▸ **Saved data entries**:
* * *
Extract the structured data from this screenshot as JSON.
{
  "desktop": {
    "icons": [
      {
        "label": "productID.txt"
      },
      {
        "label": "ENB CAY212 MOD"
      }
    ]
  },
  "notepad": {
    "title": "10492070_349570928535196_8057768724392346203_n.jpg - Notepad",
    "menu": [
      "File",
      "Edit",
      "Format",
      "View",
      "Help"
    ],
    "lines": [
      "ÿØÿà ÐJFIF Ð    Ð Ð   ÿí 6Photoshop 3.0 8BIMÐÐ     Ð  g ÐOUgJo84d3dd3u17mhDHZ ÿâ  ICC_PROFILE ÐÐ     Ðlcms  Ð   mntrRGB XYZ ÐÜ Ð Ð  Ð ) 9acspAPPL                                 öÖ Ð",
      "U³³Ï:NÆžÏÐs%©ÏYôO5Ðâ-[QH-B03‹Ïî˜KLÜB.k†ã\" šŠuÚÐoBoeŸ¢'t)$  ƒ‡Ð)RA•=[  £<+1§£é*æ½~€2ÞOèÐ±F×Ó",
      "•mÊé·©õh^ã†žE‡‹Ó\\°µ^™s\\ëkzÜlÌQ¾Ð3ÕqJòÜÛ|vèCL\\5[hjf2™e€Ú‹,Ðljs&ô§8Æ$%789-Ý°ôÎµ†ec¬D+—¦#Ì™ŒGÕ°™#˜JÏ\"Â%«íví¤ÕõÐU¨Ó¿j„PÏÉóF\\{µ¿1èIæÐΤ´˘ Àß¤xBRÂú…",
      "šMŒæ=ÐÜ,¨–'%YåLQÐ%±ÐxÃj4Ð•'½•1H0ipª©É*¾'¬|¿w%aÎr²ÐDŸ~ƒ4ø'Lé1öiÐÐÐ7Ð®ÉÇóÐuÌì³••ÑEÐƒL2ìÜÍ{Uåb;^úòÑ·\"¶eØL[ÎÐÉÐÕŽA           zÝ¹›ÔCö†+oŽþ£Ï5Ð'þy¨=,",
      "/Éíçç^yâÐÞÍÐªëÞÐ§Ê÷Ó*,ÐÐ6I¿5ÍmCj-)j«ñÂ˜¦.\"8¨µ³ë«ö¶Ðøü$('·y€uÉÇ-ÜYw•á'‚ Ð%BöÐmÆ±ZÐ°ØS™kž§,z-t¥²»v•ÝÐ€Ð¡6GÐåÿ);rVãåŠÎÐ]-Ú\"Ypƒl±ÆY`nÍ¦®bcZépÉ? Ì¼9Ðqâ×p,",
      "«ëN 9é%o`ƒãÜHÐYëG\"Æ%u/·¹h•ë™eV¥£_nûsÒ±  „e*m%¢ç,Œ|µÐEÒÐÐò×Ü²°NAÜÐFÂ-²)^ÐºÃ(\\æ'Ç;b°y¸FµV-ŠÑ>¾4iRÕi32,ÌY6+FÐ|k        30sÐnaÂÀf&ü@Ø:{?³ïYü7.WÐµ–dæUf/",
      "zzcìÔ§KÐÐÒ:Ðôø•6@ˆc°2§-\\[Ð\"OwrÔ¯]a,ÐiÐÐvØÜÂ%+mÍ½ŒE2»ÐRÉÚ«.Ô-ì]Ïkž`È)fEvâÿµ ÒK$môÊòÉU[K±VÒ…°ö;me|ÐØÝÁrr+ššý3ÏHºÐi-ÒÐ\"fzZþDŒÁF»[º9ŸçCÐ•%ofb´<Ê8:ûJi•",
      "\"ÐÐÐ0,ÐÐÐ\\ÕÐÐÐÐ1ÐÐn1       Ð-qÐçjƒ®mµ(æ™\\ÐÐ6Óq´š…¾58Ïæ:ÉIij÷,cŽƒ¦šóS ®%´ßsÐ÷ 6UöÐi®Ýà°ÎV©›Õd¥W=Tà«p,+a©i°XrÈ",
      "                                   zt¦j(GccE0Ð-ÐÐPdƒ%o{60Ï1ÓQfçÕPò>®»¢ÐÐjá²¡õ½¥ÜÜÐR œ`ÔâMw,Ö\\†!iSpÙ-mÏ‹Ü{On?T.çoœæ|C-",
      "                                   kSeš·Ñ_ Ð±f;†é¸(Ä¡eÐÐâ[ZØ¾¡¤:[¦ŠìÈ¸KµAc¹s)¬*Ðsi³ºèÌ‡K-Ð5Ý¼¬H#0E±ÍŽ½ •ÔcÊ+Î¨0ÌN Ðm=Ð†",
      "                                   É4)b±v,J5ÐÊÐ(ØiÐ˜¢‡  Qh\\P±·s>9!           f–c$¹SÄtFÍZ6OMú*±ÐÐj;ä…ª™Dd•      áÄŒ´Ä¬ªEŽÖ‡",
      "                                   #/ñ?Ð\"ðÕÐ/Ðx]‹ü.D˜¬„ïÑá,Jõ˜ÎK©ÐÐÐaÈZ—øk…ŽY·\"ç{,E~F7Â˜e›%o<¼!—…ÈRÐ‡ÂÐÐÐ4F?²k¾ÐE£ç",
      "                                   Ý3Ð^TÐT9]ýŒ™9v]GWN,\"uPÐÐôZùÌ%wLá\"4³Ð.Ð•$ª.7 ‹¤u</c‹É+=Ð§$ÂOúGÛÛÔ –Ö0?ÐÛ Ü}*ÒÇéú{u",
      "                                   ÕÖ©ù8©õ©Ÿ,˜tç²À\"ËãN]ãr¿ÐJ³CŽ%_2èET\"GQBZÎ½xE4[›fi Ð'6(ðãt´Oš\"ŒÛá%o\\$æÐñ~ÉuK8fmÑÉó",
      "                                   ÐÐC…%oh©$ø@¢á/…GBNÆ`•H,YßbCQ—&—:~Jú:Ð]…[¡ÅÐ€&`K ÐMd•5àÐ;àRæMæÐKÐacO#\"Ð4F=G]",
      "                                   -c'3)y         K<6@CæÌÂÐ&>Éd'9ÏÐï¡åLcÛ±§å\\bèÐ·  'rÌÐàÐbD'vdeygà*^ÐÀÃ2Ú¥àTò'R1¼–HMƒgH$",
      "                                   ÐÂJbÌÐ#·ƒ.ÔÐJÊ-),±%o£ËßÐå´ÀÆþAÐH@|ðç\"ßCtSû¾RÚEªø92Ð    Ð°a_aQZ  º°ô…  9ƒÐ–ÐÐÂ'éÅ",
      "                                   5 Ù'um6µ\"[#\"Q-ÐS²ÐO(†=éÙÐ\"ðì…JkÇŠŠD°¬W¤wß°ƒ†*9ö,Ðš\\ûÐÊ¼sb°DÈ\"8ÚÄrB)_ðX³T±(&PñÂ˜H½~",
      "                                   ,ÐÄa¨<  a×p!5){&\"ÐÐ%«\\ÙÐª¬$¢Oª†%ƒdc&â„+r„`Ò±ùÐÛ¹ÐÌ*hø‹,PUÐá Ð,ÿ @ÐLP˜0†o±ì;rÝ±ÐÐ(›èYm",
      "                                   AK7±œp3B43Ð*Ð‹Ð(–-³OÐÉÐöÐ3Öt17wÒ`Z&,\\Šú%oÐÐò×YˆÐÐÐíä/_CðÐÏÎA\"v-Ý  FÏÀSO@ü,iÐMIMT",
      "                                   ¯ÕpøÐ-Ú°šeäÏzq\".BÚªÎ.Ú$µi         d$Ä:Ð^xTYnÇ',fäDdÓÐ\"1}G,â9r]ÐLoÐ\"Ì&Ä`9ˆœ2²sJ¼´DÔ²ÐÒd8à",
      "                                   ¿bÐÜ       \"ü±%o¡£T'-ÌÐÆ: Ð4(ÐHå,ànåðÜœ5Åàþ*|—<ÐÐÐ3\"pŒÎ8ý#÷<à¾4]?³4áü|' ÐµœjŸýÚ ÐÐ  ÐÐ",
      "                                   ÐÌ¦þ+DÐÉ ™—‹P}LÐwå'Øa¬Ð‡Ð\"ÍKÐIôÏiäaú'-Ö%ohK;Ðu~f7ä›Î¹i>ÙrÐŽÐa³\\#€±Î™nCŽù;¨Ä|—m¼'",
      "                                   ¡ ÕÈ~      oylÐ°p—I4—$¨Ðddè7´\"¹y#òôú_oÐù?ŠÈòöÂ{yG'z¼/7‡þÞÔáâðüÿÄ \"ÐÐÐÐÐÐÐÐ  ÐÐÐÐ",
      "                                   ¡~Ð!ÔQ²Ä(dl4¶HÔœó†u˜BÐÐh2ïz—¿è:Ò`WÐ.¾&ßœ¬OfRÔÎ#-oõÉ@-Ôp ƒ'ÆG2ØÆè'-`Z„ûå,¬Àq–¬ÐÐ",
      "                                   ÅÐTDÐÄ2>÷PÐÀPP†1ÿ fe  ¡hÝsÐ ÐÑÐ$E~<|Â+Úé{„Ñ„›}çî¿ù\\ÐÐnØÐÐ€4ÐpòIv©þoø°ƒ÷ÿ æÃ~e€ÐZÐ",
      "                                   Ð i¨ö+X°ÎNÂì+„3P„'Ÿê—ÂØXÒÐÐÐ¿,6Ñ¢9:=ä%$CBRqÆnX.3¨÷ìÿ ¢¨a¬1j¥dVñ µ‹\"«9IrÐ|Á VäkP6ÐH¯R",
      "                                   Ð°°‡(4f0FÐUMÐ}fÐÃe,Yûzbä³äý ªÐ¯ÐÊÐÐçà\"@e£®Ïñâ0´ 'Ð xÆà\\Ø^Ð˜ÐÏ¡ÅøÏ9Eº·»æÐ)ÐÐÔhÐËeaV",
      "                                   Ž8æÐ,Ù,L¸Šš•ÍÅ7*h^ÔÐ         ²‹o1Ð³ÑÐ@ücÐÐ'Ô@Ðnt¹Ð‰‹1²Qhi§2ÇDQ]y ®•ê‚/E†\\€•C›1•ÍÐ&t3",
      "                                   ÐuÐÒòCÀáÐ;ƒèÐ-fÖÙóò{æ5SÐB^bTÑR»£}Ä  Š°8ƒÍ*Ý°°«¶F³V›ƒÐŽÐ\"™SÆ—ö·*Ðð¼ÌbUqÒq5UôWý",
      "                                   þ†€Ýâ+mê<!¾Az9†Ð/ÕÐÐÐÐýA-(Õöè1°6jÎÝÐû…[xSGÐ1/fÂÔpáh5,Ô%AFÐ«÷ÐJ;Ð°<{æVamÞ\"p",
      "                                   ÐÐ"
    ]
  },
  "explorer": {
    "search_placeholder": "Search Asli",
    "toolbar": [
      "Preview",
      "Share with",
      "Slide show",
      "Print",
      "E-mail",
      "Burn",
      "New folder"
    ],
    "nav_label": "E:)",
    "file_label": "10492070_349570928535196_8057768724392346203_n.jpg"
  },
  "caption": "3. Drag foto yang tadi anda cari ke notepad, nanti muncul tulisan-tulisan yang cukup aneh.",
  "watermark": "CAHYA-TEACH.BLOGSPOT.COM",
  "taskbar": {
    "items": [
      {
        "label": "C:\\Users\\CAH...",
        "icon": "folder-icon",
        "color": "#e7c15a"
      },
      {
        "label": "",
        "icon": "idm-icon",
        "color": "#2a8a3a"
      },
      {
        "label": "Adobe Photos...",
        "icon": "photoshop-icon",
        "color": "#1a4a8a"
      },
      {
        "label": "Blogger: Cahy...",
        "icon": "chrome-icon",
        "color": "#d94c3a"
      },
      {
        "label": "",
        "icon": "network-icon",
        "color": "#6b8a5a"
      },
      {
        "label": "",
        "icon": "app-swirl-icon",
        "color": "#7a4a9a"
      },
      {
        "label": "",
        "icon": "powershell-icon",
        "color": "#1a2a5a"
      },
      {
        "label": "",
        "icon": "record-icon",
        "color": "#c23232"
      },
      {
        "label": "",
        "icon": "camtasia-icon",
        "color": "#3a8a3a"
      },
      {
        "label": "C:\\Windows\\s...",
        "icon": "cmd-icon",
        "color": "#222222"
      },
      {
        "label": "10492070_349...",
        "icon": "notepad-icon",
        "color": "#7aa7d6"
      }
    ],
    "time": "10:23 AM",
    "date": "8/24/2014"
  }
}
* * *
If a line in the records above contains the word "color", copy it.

        "color": "#e7c15a"
        "color": "#2a8a3a"
        "color": "#1a4a8a"
        "color": "#d94c3a"
        "color": "#6b8a5a"
        "color": "#7a4a9a"
        "color": "#1a2a5a"
        "color": "#c23232"
        "color": "#3a8a3a"
        "color": "#222222"
        "color": "#7aa7d6"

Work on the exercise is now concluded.